Task prompt
Lines below that include the word "author" should each be copied.

[Material provided — start]

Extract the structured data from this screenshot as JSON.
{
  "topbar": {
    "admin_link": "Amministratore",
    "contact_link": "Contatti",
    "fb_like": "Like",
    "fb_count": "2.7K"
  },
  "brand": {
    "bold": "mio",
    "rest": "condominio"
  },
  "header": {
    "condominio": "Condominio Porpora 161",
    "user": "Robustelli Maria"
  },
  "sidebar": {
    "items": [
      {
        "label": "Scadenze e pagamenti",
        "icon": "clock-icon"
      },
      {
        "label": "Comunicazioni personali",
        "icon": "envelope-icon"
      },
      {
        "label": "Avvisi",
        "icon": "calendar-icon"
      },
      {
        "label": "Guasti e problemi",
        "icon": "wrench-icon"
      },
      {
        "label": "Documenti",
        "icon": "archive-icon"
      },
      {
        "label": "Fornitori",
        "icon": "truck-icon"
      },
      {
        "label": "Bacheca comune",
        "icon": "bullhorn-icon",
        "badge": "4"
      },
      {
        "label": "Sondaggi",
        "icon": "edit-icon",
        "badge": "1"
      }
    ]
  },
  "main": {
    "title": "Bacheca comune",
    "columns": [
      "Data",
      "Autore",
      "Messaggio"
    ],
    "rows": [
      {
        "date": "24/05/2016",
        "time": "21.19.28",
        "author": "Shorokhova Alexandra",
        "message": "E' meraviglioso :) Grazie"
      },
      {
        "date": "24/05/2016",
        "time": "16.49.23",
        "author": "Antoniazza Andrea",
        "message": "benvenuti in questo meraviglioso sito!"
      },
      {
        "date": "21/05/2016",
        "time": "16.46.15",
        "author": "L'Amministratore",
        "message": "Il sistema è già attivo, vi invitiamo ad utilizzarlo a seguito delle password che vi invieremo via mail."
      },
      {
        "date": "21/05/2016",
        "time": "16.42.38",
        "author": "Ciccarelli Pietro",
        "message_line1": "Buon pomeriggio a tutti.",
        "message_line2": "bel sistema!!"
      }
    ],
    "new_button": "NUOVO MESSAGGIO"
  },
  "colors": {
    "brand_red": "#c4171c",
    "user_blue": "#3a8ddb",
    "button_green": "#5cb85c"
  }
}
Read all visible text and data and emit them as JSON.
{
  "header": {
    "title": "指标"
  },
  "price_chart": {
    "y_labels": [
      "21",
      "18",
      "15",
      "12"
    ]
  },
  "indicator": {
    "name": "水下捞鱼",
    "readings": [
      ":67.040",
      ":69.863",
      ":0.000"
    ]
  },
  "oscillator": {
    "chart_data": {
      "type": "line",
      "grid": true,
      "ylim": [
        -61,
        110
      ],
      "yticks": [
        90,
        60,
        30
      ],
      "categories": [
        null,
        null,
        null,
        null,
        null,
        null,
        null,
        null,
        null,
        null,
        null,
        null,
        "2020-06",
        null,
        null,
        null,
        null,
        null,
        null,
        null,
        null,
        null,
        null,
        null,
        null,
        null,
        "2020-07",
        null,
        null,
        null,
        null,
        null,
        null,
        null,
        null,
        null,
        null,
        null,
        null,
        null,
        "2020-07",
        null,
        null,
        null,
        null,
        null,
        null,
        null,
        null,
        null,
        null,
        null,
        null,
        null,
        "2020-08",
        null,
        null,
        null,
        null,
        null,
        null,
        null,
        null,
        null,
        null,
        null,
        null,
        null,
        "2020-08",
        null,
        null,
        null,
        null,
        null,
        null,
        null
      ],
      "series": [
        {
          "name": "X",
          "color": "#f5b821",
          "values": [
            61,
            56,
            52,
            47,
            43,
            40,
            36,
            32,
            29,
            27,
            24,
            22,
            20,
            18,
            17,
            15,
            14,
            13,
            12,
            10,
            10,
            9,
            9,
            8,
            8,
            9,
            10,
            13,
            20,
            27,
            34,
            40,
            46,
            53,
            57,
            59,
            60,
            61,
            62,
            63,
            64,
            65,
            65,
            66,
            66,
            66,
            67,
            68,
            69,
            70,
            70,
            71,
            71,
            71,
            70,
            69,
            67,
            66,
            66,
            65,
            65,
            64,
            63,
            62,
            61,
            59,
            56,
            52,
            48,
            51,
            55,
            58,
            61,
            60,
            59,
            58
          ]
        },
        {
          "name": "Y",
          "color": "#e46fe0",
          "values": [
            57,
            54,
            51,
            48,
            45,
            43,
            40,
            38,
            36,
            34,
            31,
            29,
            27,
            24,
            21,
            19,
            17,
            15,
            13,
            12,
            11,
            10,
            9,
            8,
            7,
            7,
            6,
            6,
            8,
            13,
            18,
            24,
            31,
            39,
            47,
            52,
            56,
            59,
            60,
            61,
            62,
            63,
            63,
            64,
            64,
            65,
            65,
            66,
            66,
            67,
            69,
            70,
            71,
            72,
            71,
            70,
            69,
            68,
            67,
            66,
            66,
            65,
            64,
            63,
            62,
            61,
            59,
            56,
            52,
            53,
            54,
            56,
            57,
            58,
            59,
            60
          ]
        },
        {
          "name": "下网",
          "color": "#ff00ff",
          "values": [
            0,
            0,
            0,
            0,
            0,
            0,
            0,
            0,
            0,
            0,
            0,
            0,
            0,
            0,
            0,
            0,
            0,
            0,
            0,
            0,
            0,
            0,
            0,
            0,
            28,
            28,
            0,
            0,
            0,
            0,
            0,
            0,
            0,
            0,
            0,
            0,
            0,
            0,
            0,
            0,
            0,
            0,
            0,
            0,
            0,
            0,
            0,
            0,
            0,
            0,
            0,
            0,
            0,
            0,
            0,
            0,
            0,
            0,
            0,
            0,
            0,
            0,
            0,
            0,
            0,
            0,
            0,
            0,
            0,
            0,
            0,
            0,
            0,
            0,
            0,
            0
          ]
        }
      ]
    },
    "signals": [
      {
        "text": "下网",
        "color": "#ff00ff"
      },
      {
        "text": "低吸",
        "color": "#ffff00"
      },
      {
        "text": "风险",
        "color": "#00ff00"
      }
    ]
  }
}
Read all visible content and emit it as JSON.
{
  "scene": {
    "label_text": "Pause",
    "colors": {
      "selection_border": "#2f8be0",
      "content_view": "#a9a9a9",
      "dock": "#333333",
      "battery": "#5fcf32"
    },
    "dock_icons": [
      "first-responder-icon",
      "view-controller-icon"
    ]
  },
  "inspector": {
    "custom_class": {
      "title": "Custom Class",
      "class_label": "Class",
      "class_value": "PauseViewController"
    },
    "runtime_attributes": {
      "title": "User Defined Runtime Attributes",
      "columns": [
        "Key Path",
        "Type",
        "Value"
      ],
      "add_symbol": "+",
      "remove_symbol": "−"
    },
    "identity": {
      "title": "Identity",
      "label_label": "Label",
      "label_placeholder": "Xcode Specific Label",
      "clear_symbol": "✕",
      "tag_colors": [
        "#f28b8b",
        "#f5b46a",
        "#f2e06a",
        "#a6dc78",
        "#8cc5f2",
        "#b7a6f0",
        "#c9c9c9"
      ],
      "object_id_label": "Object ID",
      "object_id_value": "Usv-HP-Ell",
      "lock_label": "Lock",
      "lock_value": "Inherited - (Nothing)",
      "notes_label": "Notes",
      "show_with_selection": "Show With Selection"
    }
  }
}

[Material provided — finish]

Solution
        "author": "Shorokhova Alexandra",
        "author": "Antoniazza Andrea",
        "author": "L'Amministratore",
        "author": "Ciccarelli Pietro",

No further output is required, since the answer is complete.